Verbum Ultimum: Community After COVID
The Editorial Board encourages students to embrace College traditions as a way of building community.
The snow has melted, the sun is out and the flowers are beginning to blossom: Spring has arrived in the Upper Valley.
This spring has been a particularly important one for Dartmouth as most students are back in Hanover. After six terms of remote learning, campus-wide mental health challenges and the deaths of four classmates, this spring, above all else, presents a critical opportunity to redefine and strengthen our campus community.
Bringing students back to Dartmouth and rekindling our long-lost sense of community has been a key goal throughout this year. At the start of the fall term, the Editorial Board recognized the importance of successfully harmonizing this campus after pandemic-era discontinuity. In doing so, we acknowledged that community is not about the efforts of one person or one group of people but all of us “work[ing] together to determine what a post-pandemic Dartmouth ought to look like.” Students have rallied around this lofty goal, making significant progress towards rebuilding our damaged community over the past seven months.
Looking back at the last two terms, we have a lot to be proud of — but also a lot to work on. On the bright side, our time-honored traditions have returned to campus: First-Year Trips in September welcomed the Class of 2025, Homecoming in October brought together generations of past and present Dartmouth students and Winter Carnival in February offered us all a bright spot to light the way during an otherwise dreary winter term.
Despite these successes, however, we are far from rebuilding our campus culture. During the pandemic and its periods of isolation, many students felt that the “Dartmouth community” was simply some abstract, immaterial idea, typically thrown around by the Admissions Office. However, with the return of in-person gatherings, the lifting of the mask mandate and the return of old traditions, we have come to understand that community can actually mean so much more. While it is impossible — and, perhaps, undesirable — to fully return to pre-pandemic Dartmouth, it is essential that all students actively participate in shaping our long-awaited “return to normalcy.”

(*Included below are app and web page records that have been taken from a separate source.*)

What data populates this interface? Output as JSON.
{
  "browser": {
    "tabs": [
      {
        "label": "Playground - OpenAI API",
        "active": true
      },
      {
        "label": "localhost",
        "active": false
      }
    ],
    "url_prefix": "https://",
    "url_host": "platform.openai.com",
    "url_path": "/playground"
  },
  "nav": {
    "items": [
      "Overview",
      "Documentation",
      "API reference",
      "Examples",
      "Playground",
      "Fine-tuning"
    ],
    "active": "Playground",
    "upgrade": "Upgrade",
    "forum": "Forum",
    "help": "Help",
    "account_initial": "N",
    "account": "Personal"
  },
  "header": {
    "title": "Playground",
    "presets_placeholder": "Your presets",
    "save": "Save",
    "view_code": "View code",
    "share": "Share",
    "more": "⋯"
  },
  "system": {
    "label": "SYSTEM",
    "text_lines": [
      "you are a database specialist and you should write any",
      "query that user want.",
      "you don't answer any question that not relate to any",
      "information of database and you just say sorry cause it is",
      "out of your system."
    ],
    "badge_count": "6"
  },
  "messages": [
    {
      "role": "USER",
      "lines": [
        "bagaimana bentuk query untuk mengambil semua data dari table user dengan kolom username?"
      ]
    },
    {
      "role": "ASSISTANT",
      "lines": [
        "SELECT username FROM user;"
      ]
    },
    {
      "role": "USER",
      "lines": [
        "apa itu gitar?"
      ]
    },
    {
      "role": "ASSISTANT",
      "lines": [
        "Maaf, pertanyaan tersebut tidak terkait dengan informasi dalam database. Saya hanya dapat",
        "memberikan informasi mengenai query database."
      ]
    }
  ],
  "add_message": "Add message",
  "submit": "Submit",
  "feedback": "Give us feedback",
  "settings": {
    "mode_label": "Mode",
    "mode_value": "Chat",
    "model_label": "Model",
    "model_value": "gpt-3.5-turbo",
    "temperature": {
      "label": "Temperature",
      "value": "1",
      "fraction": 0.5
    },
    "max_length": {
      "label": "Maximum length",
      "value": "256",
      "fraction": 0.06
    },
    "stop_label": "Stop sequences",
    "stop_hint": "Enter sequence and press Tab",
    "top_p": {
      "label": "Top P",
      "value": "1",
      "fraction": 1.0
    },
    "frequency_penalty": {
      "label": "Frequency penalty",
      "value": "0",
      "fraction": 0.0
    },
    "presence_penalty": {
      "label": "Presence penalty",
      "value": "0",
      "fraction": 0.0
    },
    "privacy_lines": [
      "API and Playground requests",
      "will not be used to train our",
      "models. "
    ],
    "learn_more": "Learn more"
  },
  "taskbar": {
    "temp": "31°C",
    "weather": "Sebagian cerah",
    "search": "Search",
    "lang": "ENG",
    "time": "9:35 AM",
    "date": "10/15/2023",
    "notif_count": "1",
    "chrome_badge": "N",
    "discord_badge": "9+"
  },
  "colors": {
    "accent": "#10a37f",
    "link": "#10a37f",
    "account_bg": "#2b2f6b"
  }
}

Unfortunately, however, this was not the case last term during Winter Carnival. During his post-weekend interview with The Dartmouth, Winter Carnival council chair Chris Cartwright ’21 expressed concern with the shortage of volunteers to run the weekend: “Normally these events and clubs continue through people being aware of how it previously ran, but because of [COVID-19], we had to start from scratch … because so many people haven’t done it before.” Another staffer, snow sculpture chair Cady Rancourt ’24, explained that “[there is a] generational gap where we have almost half of our student population that doesn’t really understand what Winter Carnival is or once was.” As a consequence, some events were left understaffed and others reduced in scope.
The lack of participation in Winter Carnival cannot be discussed without addressing the intense schedules of Dartmouth students. In some ways, the COVID-19 pandemic offered a welcome reprieve from the stressful nature of campus life. However, for better or worse, there is no return to “normal Dartmouth” without the increasingly prominent hustle culture that accompanies student life. In a column last February, Katherine Arrington ’24 described a “culture that has created [a] harmful relationship between individuals and their work, where people will work themselves to pure mental and physical exhaustion.”
Students may simply feel too overwhelmed to devote meaningful amounts of time to the big weekends. However, as Arrington notes, this sort of thinking can do more harm than good: When taken in moderation, social weekends such as Winter Carnival may actually offer students a much-needed break from their otherwise difficult studies. Study after study finds that breaks actually improve focus, result in better performance, boost productivity and lower stress in students — all essential to a campus mired in a mental health crisis.
Green Key offers one such opportunity to take a break from Dartmouth’s rigorous academic calendar and enjoy the traditions that define the College culture. As most alumni will enthusiastically tell you, Green Key is an essential tradition at the College, featuring a full range of festivities: live music, great food and a series of day parties. With only the Class of 2022 having been present for the 2019 celebration, this may present difficulties for events planned and staffed almost entirely by students — as they may not remember much about the 2019 celebration, or, by virtue of being first-years, may not have had a leading role in planning it. In this sense, we are all facing the unknown together and Green Key offers the unique opportunity to develop shared memories as an undergraduate community .
While Green Key is less student-led than Winter Carnival, we encourage every student to see Green Key weekend as an opportunity to bring our community together. Regardless of class year or level of prior experience, there are opportunities for every student to participate, from volunteering for the Collis Governing Board or the Center for Student Involvement to simply enjoying a break to partake in festivities with peers. After all, Dartmouth is more than just a collection of academic buildings; it is also a community that requires our time, attention and care.